As parents of a 14 month old girl, my wife and I rarely visit pubs nowadays. Ironically, our house backs onto the beer garden of our "local", but it's not at all child-friendly, and we thought we might get reported to social services if we took the baby monitor over to the pub in the evening! So we were delighted to find the Fradley Arms nearby. Halfway between Burton and Birmingham down the A38 (just by the Lichfield turn), on the southbound carriageway, it's easy to drive past the Fradley Arms without even noticing. Typical of many "dual carriageway" pubs, it is attached to a cheap hotel/motel, which blends with the pub very tastefully. The exterior isn't particularly remarkable, although there are some tables in front of the pub, under a large tree, which is lovely on a hot summer day. It's when you get inside that you really notice why this pub stands out from the rest in terms of family-friendliness. As you walk in through the main entrance, you pass the Play Zone - one of those padded play areas with ball pools, slides and so on. This area is extensive, stretching down the entire length of one side of the pub. It is manned by 2 play assistants at all times, although their desk is around the corner from the play area, so parent supervision is essential. Tucked away in the far corner of the play area is a small room playing childrens videos - Harry Potter while we were there. The actual play equipment is clean, well-designed, and provides areas for all ages of children, from toddlers to older. In fact, baby Emily soon grew bored of the "toddler zone" (which contains a small ball pool and some soft rubber shapes to clamber over), and ended up sliding down the "grown-up" slides! The entrance to the play zone is also well-laid out, with child-sized chairs and tables, and a kiosk for T-shirts, caps and drinks. There is a charge for the play zone (£1 per child), but

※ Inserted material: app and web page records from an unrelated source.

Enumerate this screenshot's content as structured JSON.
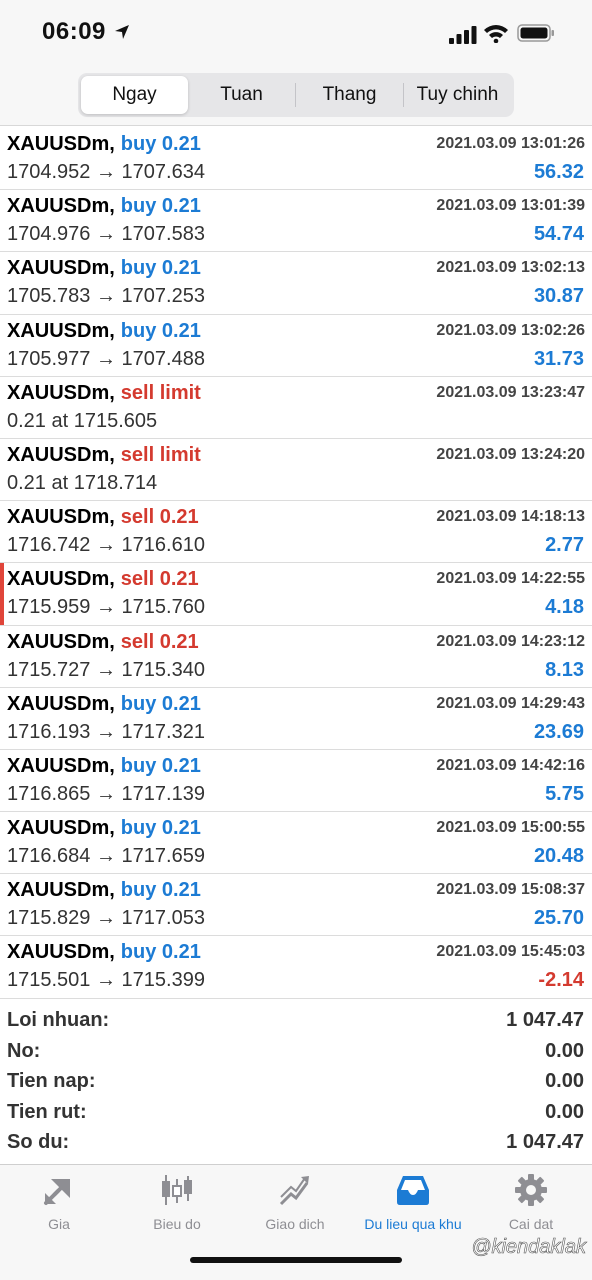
{
  "status_bar": {
    "time": "06:09"
  },
  "segments": [
    "Ngay",
    "Tuan",
    "Thang",
    "Tuy chinh"
  ],
  "trades": [
    {
      "symbol": "XAUUSDm,",
      "action": "buy 0.21",
      "side": "buy",
      "date": "2021.03.09 13:01:26",
      "prices": "1704.952 → 1707.634",
      "profit": "56.32",
      "profit_sign": "pos"
    },
    {
      "symbol": "XAUUSDm,",
      "action": "buy 0.21",
      "side": "buy",
      "date": "2021.03.09 13:01:39",
      "prices": "1704.976 → 1707.583",
      "profit": "54.74",
      "profit_sign": "pos"
    },
    {
      "symbol": "XAUUSDm,",
      "action": "buy 0.21",
      "side": "buy",
      "date": "2021.03.09 13:02:13",
      "prices": "1705.783 → 1707.253",
      "profit": "30.87",
      "profit_sign": "pos"
    },
    {
      "symbol": "XAUUSDm,",
      "action": "buy 0.21",
      "side": "buy",
      "date": "2021.03.09 13:02:26",
      "prices": "1705.977 → 1707.488",
      "profit": "31.73",
      "profit_sign": "pos"
    },
    {
      "symbol": "XAUUSDm,",
      "action": "sell limit",
      "side": "sell",
      "date": "2021.03.09 13:23:47",
      "prices": "0.21 at 1715.605",
      "profit": "",
      "profit_sign": "pos"
    },
    {
      "symbol": "XAUUSDm,",
      "action": "sell limit",
      "side": "sell",
      "date": "2021.03.09 13:24:20",
      "prices": "0.21 at 1718.714",
      "profit": "",
      "profit_sign": "pos"
    },
    {
      "symbol": "XAUUSDm,",
      "action": "sell 0.21",
      "side": "sell",
      "date": "2021.03.09 14:18:13",
      "prices": "1716.742 → 1716.610",
      "profit": "2.77",
      "profit_sign": "pos"
    },
    {
      "symbol": "XAUUSDm,",
      "action": "sell 0.21",
      "side": "sell",
      "date": "2021.03.09 14:22:55",
      "prices": "1715.959 → 1715.760",
      "profit": "4.18",
      "profit_sign": "pos",
      "marked": true
    },
    {
      "symbol": "XAUUSDm,",
      "action": "sell 0.21",
      "side": "sell",
      "date": "2021.03.09 14:23:12",
      "prices": "1715.727 → 1715.340",
      "profit": "8.13",
      "profit_sign": "pos"
    },
    {
      "symbol": "XAUUSDm,",
      "action": "buy 0.21",
      "side": "buy",
      "date": "2021.03.09 14:29:43",
      "prices": "1716.193 → 1717.321",
      "profit": "23.69",
      "profit_sign": "pos"
    },
    {
      "symbol": "XAUUSDm,",
      "action": "buy 0.21",
      "side": "buy",
      "date": "2021.03.09 14:42:16",
      "prices": "1716.865 → 1717.139",
      "profit": "5.75",
      "profit_sign": "pos"
    },
    {
      "symbol": "XAUUSDm,",
      "action": "buy 0.21",
      "side": "buy",
      "date": "2021.03.09 15:00:55",
      "prices": "1716.684 → 1717.659",
      "profit": "20.48",
      "profit_sign": "pos"
    },
    {
      "symbol": "XAUUSDm,",
      "action": "buy 0.21",
      "side": "buy",
      "date": "2021.03.09 15:08:37",
      "prices": "1715.829 → 1717.053",
      "profit": "25.70",
      "profit_sign": "pos"
    },
    {
      "symbol": "XAUUSDm,",
      "action": "buy 0.21",
      "side": "buy",
      "date": "2021.03.09 15:45:03",
      "prices": "1715.501 → 1715.399",
      "profit": "-2.14",
      "profit_sign": "neg"
    }
  ],
  "summary": [
    {
      "label": "Loi nhuan:",
      "value": "1 047.47"
    },
    {
      "label": "No:",
      "value": "0.00"
    },
    {
      "label": "Tien nap:",
      "value": "0.00"
    },
    {
      "label": "Tien rut:",
      "value": "0.00"
    },
    {
      "label": "So du:",
      "value": "1 047.47"
    }
  ],
  "tabs": [
    {
      "label": "Gia",
      "icon": "quotes-arrows-icon"
    },
    {
      "label": "Bieu do",
      "icon": "candlestick-chart-icon"
    },
    {
      "label": "Giao dich",
      "icon": "trade-chart-icon"
    },
    {
      "label": "Du lieu qua khu",
      "icon": "history-inbox-icon",
      "active": true
    },
    {
      "label": "Cai dat",
      "icon": "gear-icon"
    }
  ],
  "watermark": "@kiendaklak",
  "colors": {
    "buy": "#1c7bd4",
    "sell": "#d43a2f",
    "active_tab": "#1c7bd4"
  }
}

when we went, we weren't charged, so I'm not entirely clear what the rules are about that! They also run a bi-weekly parent and child group during termtime for families in the area. Continuing into the pub itself, there are a few toys scattered around (mainly the "educational" beads-on-wiggly-wires type). The high-chairs are designed as plastic "tree-trunks" or "rockets" depending on your point of view (and actually look a lot better than they sound). Most importantly, the highchairs are kept clean! The children's menu is almost as comprehensive as the adult one. Emily and her similarly-aged friend, Matilda, had a "Kiddies Mixed Combo" which contained child-like chunks of garlic bread, sausage, potato wedges and baked beans. The adult menu was typical of many "chain-pub" type menus - the favourite pub grub backed up by a traditional Sunday Roast, and some specials, including Swordfish Steak in Thai Green Sauce - which was apparently delicious, according to our friends. The service was prompt and friendly, the food was good quality, decent amounts, and hot, and, all in all, we had no complaints. On the way back to the cars, we popped around the back of the pub, to the "Children's Beer Garden" - a fully-enclosed play area, with tables for the grown-ups. Signs placed around the play area request that adults only take plastic glasses into the garden for safety. There were plenty of climbing frame/swing/slide-type things to go on, plus a bouncy castle which was available to use free of charge. All in all, we were most impressed. And if you don't have children? There is a lounge bar tucked away round the back, which provides a more typical pub atmosphere, but I wouldn't really recommend it if you just wanted a quiet drink. In terms of pleasing the children, though... Emily enjoyed it so much she fell asleep before we got out of the car park!